WORK INSTRUCTIONS: The answer must consist of every line in the records that contains the word "value".

+++ SUPPLIED INFORMATION +++

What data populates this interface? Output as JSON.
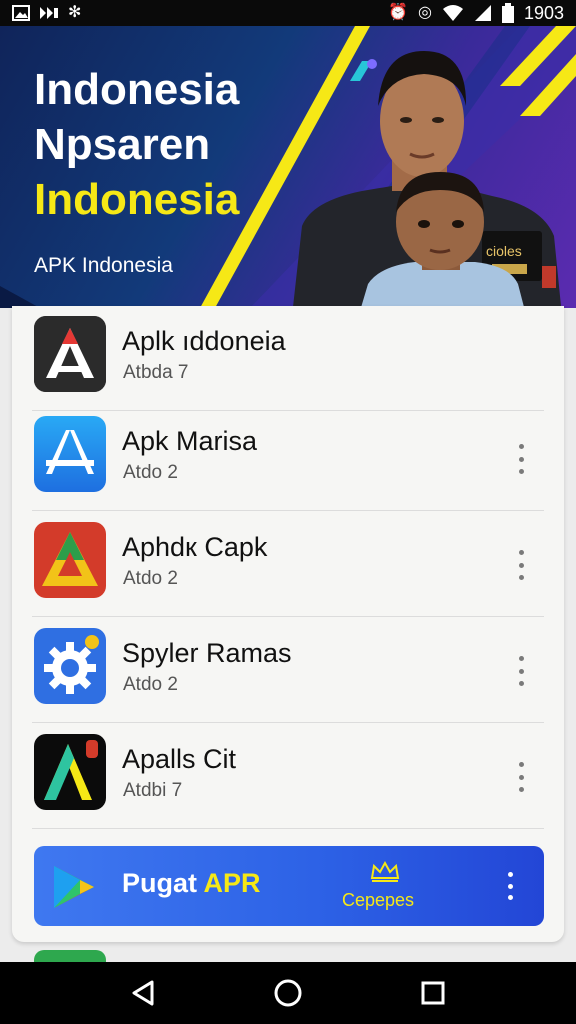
{
  "status_bar": {
    "time": "1903",
    "left_icons": [
      "image-icon",
      "cast-icon",
      "snowflake-icon"
    ],
    "right_icons": [
      "alarm-icon",
      "alarm-clock-icon",
      "wifi-icon",
      "signal-icon",
      "battery-icon"
    ]
  },
  "banner": {
    "title_line1": "Indonesia",
    "title_line2": "Npsaren",
    "title_line3": "Indonesia",
    "subtitle": "APK Indonesia",
    "badge_text": "cioles",
    "accent_color": "#f6e816"
  },
  "apps": [
    {
      "name": "Aplk ıddoneia",
      "sub": "Atbda 7",
      "icon": "app-a-dark-icon",
      "has_menu": false
    },
    {
      "name": "Apk Marisa",
      "sub": "Atdo 2",
      "icon": "app-store-icon",
      "has_menu": true
    },
    {
      "name": "Aphdк Capk",
      "sub": "Atdo 2",
      "icon": "app-triangle-icon",
      "has_menu": true
    },
    {
      "name": "Spyler Ramas",
      "sub": "Atdo 2",
      "icon": "gear-icon",
      "has_menu": true
    },
    {
      "name": "Apalls Cit",
      "sub": "Atdbi 7",
      "icon": "app-a-neon-icon",
      "has_menu": true
    }
  ],
  "promo": {
    "title_main": "Pugat ",
    "title_accent": "APR",
    "sub": "Cepepes",
    "icon": "play-store-icon",
    "badge_icon": "crown-icon"
  },
  "nav": {
    "back": "back-icon",
    "home": "home-icon",
    "recents": "recents-icon"
  }
}
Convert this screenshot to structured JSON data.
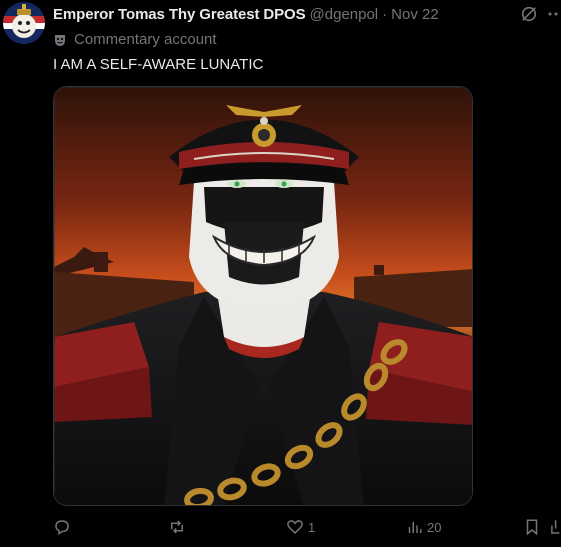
{
  "post": {
    "display_name": "Emperor Tomas Thy Greatest DPOS",
    "handle": "@dgenpol",
    "separator": "·",
    "date": "Nov 22",
    "label": "Commentary account",
    "text": "I AM A SELF-AWARE LUNATIC"
  },
  "actions": {
    "reply_count": "",
    "repost_count": "",
    "like_count": "1",
    "views_count": "20"
  },
  "icons": {
    "avatar": "avatar-image",
    "label_icon": "theater-mask-icon",
    "grok": "grok-icon",
    "more": "more-icon",
    "reply": "reply-icon",
    "repost": "repost-icon",
    "like": "heart-icon",
    "views": "views-icon",
    "bookmark": "bookmark-icon",
    "share": "share-icon"
  },
  "colors": {
    "background": "#000000",
    "text_primary": "#e7e9ea",
    "text_secondary": "#71767b",
    "sky_orange": "#d35a1f",
    "sky_dark": "#3a140c"
  }
}
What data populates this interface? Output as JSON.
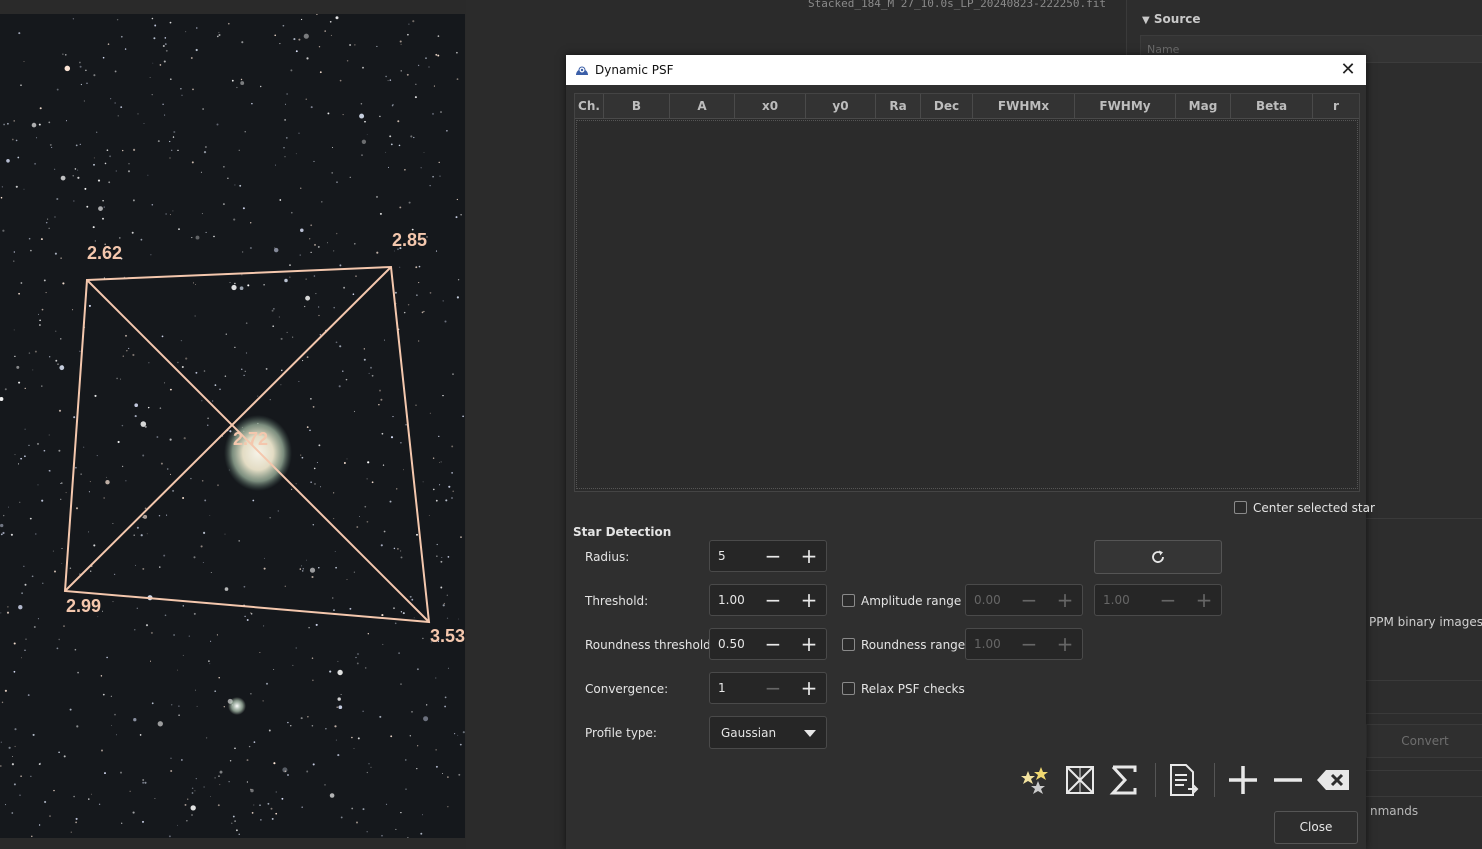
{
  "image": {
    "filename": "Stacked_184_M 27_10.0s_LP_20240823-222250.fit",
    "fwhm_labels": [
      "2.62",
      "2.85",
      "2.72",
      "2.99",
      "3.53"
    ]
  },
  "right_panel": {
    "source_label": "Source",
    "name_placeholder": "Name",
    "ppm_text": "PPM binary images, R",
    "convert_label": "Convert",
    "commands_text": "nmands"
  },
  "dialog": {
    "title": "Dynamic PSF",
    "columns": [
      "Ch.",
      "B",
      "A",
      "x0",
      "y0",
      "Ra",
      "Dec",
      "FWHMx",
      "FWHMy",
      "Mag",
      "Beta",
      "r"
    ],
    "center_selected_star_label": "Center selected star",
    "center_selected_star_checked": false,
    "section_title": "Star Detection",
    "radius": {
      "label": "Radius:",
      "value": "5"
    },
    "threshold": {
      "label": "Threshold:",
      "value": "1.00"
    },
    "roundness_threshold": {
      "label": "Roundness threshold:",
      "value": "0.50"
    },
    "convergence": {
      "label": "Convergence:",
      "value": "1"
    },
    "profile_type": {
      "label": "Profile type:",
      "value": "Gaussian"
    },
    "amplitude_range": {
      "label": "Amplitude range",
      "checked": false,
      "min": "0.00",
      "max": "1.00"
    },
    "roundness_range": {
      "label": "Roundness range",
      "checked": false,
      "value": "1.00"
    },
    "relax_psf": {
      "label": "Relax PSF checks",
      "checked": false
    },
    "close_label": "Close"
  },
  "colors": {
    "dialog_bg": "#2f2f2f",
    "fwhm_overlay": "#f4c7ad",
    "titlebar": "#ffffff"
  },
  "icons": [
    "dynamic-psf-app-icon",
    "close-icon",
    "refresh-icon",
    "find-stars-icon",
    "mirror-icon",
    "sum-icon",
    "export-list-icon",
    "add-star-icon",
    "remove-star-icon",
    "clear-all-icon",
    "chevron-down-icon"
  ]
}
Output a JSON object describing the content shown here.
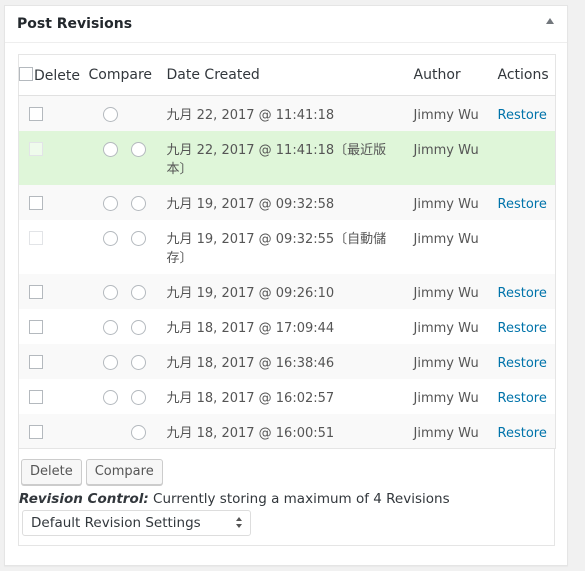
{
  "postbox": {
    "title": "Post Revisions",
    "toggle_icon": "triangle-up-icon"
  },
  "table": {
    "headers": {
      "delete": "Delete",
      "compare": "Compare",
      "date": "Date Created",
      "author": "Author",
      "actions": "Actions"
    },
    "rows": [
      {
        "date": "九月 22, 2017 @ 11:41:18",
        "author": "Jimmy Wu",
        "action": "Restore",
        "checkbox": "enabled",
        "radios": "first-only",
        "style": "alt"
      },
      {
        "date": "九月 22, 2017 @ 11:41:18〔最近版本〕",
        "author": "Jimmy Wu",
        "action": "",
        "checkbox": "disabled",
        "radios": "both",
        "style": "current"
      },
      {
        "date": "九月 19, 2017 @ 09:32:58",
        "author": "Jimmy Wu",
        "action": "Restore",
        "checkbox": "enabled",
        "radios": "both",
        "style": "alt"
      },
      {
        "date": "九月 19, 2017 @ 09:32:55〔自動儲存〕",
        "author": "Jimmy Wu",
        "action": "",
        "checkbox": "disabled",
        "radios": "both",
        "style": "plain"
      },
      {
        "date": "九月 19, 2017 @ 09:26:10",
        "author": "Jimmy Wu",
        "action": "Restore",
        "checkbox": "enabled",
        "radios": "both",
        "style": "alt"
      },
      {
        "date": "九月 18, 2017 @ 17:09:44",
        "author": "Jimmy Wu",
        "action": "Restore",
        "checkbox": "enabled",
        "radios": "both",
        "style": "plain"
      },
      {
        "date": "九月 18, 2017 @ 16:38:46",
        "author": "Jimmy Wu",
        "action": "Restore",
        "checkbox": "enabled",
        "radios": "both",
        "style": "alt"
      },
      {
        "date": "九月 18, 2017 @ 16:02:57",
        "author": "Jimmy Wu",
        "action": "Restore",
        "checkbox": "enabled",
        "radios": "both",
        "style": "plain"
      },
      {
        "date": "九月 18, 2017 @ 16:00:51",
        "author": "Jimmy Wu",
        "action": "Restore",
        "checkbox": "enabled",
        "radios": "second-only",
        "style": "alt"
      }
    ]
  },
  "buttons": {
    "delete": "Delete",
    "compare": "Compare"
  },
  "note": {
    "label": "Revision Control:",
    "text": " Currently storing a maximum of 4 Revisions"
  },
  "select": {
    "selected": "Default Revision Settings"
  },
  "colors": {
    "link": "#0073aa",
    "current_row": "#dff6d9",
    "alt_row": "#f9f9f9"
  }
}
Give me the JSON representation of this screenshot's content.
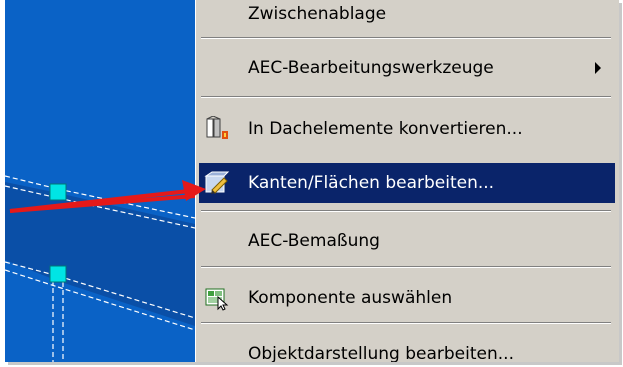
{
  "colors": {
    "canvas_background": "#0a62c6",
    "menu_background": "#d4d0c8",
    "highlight": "#0a246a",
    "grip_color": "#00e5e5",
    "annotation_arrow": "#e51919"
  },
  "menu": {
    "items": [
      {
        "label": "Zwischenablage",
        "icon": null,
        "partial": true
      },
      {
        "label": "AEC-Bearbeitungswerkzeuge",
        "icon": null,
        "submenu": true
      },
      {
        "label": "In Dachelemente konvertieren...",
        "icon": "roof-convert-icon"
      },
      {
        "label": "Kanten/Flächen bearbeiten...",
        "icon": "edit-edges-icon",
        "active": true
      },
      {
        "label": "AEC-Bemaßung",
        "icon": null
      },
      {
        "label": "Komponente auswählen",
        "icon": "select-component-icon"
      },
      {
        "label": "Objektdarstellung bearbeiten...",
        "icon": null
      }
    ]
  },
  "annotation": {
    "description_icon": "red-arrow-icon"
  }
}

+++

WRITTEN ANSWER:
      "value": "5"
      "value": "1.00"
      "value": "0.50"
      "value": "1"
      "value": "Gaussian"
      "value": "1.00"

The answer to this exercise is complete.